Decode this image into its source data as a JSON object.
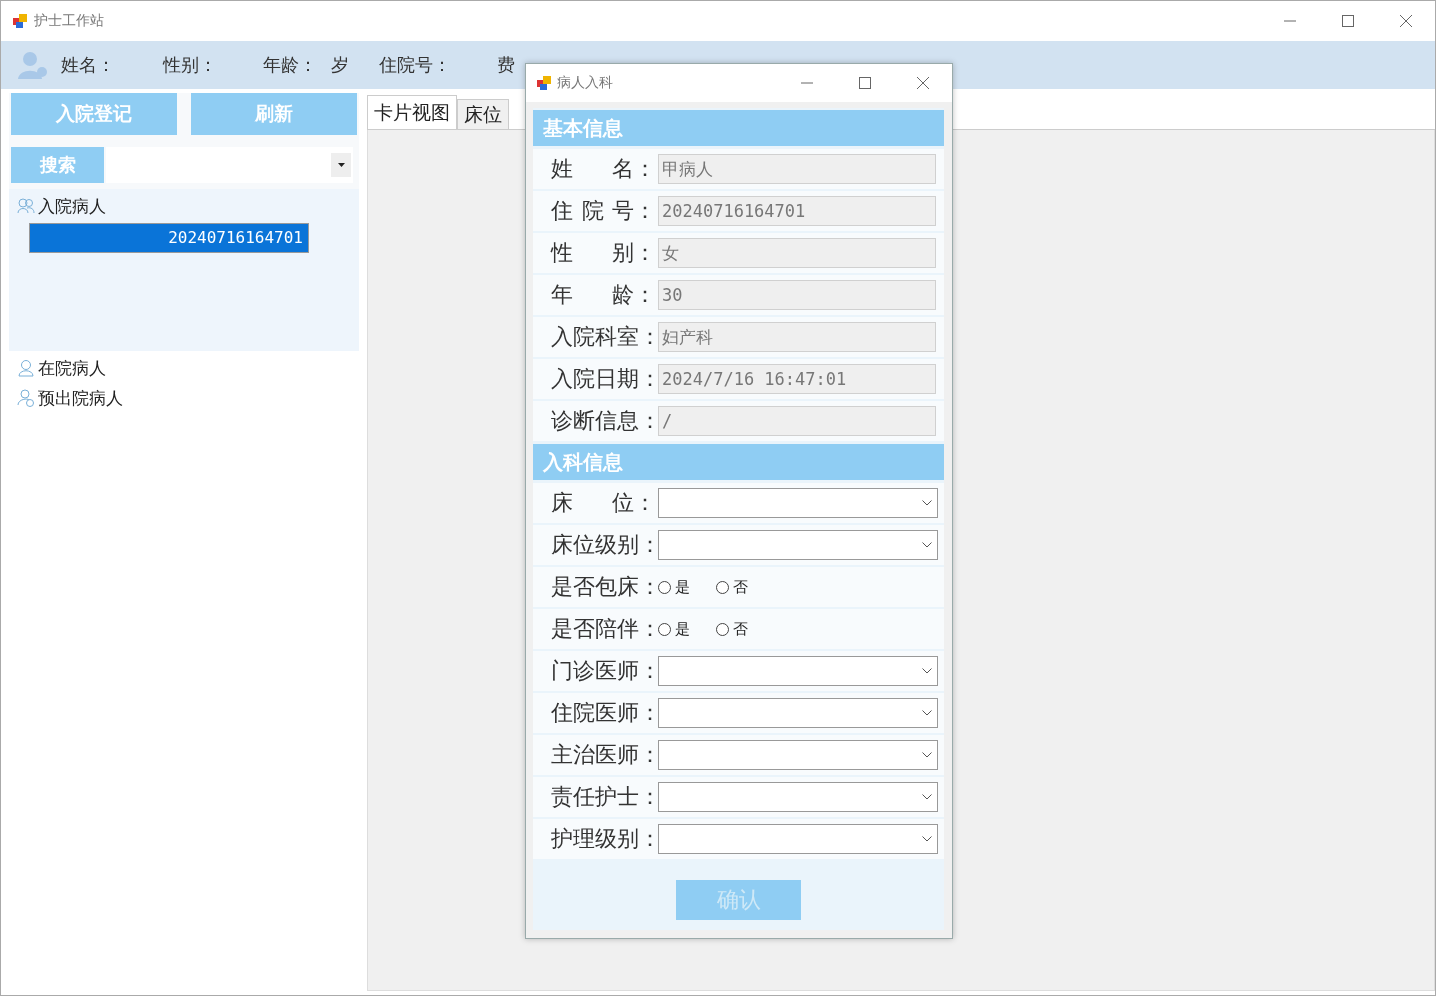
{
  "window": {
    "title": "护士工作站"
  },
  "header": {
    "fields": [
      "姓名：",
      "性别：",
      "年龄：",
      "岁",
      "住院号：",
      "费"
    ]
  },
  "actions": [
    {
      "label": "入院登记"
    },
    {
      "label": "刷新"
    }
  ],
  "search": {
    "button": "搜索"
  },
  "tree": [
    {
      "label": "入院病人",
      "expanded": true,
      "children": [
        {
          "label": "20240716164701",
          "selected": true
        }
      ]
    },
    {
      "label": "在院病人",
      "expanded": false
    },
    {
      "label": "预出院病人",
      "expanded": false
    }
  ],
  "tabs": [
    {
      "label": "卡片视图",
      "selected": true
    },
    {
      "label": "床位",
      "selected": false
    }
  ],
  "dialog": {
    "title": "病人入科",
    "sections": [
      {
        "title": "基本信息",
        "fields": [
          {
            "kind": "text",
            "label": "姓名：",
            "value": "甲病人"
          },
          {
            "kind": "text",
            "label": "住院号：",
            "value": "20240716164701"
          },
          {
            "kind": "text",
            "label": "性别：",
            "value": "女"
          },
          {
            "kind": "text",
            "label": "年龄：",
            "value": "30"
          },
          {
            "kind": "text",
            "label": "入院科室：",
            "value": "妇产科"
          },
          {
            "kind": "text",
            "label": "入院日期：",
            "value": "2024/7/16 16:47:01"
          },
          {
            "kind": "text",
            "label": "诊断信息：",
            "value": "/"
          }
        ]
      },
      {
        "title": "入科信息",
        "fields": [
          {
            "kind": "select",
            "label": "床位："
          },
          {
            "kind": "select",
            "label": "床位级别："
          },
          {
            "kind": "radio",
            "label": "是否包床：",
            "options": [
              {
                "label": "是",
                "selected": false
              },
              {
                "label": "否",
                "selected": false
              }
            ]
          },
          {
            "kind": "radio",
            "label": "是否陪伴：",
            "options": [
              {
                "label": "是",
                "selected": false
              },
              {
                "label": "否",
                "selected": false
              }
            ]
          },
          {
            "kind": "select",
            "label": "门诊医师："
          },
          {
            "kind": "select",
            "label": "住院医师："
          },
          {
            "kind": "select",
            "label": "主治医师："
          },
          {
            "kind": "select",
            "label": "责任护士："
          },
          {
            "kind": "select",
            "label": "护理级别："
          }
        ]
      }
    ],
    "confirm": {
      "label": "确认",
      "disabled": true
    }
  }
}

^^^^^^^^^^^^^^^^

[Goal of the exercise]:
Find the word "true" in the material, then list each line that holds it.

[Answer space]:
      "expanded": true,
          "selected": true
      "selected": true
      "disabled": true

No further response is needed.